• _Exercise brief_: All lines in the records below that hold "channels" are to be shown.
(Beginning of Information shown)
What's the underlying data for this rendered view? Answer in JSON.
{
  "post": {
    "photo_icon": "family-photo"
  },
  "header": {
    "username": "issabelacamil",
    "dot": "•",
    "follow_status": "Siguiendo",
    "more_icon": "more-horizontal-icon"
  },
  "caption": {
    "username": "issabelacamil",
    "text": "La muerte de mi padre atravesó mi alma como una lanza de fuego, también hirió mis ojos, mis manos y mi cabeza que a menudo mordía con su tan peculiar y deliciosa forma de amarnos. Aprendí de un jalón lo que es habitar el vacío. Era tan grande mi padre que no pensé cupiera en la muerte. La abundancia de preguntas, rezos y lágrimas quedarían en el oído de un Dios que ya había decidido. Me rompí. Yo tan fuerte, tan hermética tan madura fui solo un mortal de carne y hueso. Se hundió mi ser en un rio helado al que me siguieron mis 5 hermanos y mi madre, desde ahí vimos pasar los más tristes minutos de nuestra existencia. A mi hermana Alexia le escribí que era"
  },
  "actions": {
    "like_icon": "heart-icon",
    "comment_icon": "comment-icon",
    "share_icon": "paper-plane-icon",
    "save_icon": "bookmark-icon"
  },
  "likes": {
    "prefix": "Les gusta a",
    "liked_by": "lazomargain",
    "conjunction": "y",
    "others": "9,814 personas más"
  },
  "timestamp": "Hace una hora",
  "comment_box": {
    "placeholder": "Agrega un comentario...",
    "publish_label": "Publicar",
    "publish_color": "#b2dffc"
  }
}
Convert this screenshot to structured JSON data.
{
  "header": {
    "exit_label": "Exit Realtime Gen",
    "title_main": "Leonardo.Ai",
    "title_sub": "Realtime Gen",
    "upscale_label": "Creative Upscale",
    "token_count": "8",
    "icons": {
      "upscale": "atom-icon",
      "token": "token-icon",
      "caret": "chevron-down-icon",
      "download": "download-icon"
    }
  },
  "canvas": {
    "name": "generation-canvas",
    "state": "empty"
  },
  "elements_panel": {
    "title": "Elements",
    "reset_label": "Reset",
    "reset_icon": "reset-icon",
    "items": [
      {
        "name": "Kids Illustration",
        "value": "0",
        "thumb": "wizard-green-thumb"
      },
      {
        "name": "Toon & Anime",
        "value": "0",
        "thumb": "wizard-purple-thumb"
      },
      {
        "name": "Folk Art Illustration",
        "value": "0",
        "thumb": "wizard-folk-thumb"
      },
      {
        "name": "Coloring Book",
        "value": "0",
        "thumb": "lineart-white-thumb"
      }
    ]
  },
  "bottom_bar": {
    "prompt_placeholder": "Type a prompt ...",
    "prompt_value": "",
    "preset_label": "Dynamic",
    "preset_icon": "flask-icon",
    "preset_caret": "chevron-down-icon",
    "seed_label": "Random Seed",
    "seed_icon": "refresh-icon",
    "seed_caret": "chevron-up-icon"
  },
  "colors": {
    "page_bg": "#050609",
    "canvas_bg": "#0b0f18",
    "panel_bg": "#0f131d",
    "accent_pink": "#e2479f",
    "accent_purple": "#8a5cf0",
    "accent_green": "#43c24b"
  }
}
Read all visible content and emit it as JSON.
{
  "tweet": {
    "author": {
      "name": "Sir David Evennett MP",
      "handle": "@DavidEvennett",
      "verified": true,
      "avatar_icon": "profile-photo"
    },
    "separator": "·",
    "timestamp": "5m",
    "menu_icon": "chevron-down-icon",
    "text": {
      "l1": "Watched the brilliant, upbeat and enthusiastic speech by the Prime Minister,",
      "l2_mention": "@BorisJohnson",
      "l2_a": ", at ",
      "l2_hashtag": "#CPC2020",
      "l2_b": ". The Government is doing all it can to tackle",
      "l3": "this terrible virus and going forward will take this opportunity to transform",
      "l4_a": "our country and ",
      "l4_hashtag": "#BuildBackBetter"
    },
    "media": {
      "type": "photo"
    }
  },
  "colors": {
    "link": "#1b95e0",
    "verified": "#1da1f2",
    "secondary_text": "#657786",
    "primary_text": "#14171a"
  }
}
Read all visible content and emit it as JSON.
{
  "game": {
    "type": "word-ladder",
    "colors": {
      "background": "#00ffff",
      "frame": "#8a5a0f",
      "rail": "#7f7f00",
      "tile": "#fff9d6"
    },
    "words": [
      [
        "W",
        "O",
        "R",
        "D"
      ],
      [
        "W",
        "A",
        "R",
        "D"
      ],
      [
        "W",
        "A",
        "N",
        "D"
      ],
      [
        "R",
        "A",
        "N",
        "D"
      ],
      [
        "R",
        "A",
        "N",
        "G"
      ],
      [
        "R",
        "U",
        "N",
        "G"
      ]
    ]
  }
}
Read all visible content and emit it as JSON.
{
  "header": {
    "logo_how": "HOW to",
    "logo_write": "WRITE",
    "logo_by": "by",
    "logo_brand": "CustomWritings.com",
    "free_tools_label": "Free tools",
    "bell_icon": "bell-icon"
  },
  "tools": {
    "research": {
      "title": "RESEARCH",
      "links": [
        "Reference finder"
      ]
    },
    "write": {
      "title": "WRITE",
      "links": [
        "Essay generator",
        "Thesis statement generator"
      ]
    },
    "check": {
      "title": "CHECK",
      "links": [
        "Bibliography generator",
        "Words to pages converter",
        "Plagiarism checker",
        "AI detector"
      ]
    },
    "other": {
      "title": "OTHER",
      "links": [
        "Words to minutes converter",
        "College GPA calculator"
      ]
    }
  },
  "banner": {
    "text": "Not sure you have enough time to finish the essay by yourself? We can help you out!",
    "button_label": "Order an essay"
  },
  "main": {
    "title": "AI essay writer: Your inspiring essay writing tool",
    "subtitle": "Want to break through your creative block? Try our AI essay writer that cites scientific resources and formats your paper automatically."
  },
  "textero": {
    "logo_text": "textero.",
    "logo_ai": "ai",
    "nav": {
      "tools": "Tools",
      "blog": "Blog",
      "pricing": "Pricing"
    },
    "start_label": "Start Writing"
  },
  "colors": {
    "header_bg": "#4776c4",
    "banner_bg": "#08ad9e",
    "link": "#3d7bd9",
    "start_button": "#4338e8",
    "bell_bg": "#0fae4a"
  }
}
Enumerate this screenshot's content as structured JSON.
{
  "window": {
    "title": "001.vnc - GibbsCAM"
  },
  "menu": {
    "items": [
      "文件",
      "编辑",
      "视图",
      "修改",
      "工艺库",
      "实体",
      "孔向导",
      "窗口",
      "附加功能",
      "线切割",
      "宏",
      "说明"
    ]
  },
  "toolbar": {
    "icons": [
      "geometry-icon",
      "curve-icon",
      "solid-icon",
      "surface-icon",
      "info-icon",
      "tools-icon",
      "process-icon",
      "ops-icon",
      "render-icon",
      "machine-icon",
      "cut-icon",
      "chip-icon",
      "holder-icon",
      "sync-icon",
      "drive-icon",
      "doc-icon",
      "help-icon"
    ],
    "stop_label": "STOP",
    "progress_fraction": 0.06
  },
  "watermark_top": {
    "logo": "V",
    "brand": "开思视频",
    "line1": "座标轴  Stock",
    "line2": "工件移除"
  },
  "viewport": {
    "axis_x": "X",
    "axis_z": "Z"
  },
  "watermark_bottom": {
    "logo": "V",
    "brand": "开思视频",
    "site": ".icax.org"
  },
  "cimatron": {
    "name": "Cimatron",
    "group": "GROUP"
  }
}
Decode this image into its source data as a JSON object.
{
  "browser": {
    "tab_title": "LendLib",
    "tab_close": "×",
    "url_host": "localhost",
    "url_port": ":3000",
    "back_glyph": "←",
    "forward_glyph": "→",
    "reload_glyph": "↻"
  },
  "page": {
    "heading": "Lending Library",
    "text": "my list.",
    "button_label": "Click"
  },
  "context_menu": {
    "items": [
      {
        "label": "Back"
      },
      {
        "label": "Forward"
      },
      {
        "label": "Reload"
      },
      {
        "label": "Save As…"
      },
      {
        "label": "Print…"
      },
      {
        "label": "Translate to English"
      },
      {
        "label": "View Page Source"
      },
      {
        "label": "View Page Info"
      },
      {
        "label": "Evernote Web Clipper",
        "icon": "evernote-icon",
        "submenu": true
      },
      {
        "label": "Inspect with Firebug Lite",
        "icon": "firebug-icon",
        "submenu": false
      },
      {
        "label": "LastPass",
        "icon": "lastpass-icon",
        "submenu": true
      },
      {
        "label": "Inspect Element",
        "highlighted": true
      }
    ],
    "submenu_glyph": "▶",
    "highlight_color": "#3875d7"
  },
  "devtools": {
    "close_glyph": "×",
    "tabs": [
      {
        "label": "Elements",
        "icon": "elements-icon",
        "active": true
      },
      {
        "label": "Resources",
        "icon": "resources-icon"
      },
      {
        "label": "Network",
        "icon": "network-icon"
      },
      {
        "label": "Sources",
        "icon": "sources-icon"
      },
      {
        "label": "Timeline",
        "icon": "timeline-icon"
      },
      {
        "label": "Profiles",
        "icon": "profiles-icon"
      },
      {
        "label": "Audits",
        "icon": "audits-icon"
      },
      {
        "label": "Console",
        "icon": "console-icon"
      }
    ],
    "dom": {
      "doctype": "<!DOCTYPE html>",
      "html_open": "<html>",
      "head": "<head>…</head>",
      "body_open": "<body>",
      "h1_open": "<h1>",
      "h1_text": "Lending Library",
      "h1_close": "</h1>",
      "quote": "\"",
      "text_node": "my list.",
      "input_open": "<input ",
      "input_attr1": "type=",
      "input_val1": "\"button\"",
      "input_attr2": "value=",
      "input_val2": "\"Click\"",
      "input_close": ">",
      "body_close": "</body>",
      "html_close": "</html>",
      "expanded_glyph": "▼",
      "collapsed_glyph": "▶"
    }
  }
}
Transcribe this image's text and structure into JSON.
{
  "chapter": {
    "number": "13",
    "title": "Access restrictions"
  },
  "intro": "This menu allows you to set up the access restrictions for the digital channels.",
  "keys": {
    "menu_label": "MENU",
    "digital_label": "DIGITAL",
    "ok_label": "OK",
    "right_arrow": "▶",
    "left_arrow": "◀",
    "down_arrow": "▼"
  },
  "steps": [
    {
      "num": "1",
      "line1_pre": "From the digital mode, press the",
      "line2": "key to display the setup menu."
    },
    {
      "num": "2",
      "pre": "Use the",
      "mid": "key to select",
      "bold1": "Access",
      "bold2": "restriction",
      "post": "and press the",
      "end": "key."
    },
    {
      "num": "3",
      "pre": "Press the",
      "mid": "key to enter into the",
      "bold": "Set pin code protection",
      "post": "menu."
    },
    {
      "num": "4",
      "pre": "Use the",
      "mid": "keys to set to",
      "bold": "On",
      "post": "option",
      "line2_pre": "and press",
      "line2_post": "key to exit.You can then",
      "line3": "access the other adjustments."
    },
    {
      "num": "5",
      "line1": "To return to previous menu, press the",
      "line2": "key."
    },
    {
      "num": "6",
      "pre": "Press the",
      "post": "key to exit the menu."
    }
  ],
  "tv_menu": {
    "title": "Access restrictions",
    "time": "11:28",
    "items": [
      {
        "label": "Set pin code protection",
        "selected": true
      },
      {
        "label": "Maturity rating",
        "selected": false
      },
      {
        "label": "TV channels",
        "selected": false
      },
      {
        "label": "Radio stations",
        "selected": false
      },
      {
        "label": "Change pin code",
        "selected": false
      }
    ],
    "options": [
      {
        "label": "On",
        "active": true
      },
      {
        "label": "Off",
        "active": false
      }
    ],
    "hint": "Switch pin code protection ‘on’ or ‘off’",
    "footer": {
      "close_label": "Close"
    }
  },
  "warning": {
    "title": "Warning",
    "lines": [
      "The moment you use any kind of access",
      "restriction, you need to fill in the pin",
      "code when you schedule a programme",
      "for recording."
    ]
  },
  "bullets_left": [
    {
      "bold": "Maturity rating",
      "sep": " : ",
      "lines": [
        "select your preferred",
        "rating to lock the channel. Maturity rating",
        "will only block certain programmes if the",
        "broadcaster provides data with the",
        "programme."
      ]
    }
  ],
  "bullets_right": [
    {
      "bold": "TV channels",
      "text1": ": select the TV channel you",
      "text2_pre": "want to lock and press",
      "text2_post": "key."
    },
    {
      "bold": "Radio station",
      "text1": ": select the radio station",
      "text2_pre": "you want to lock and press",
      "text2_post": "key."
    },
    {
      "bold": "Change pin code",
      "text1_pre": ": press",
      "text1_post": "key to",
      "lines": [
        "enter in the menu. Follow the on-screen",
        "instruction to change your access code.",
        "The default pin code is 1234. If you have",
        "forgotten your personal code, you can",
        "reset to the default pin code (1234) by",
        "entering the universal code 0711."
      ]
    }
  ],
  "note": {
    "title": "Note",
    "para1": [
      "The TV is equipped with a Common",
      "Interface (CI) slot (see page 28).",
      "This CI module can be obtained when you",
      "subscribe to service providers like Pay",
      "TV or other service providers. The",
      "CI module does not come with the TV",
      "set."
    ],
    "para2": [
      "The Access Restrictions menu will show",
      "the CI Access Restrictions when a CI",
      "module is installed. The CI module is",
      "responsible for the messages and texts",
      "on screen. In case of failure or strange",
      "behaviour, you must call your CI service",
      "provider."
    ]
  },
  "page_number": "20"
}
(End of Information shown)
• _Solution_:
  "intro": "This menu allows you to set up the access restrictions for the digital channels.",
        "label": "TV channels",
      "bold": "TV channels",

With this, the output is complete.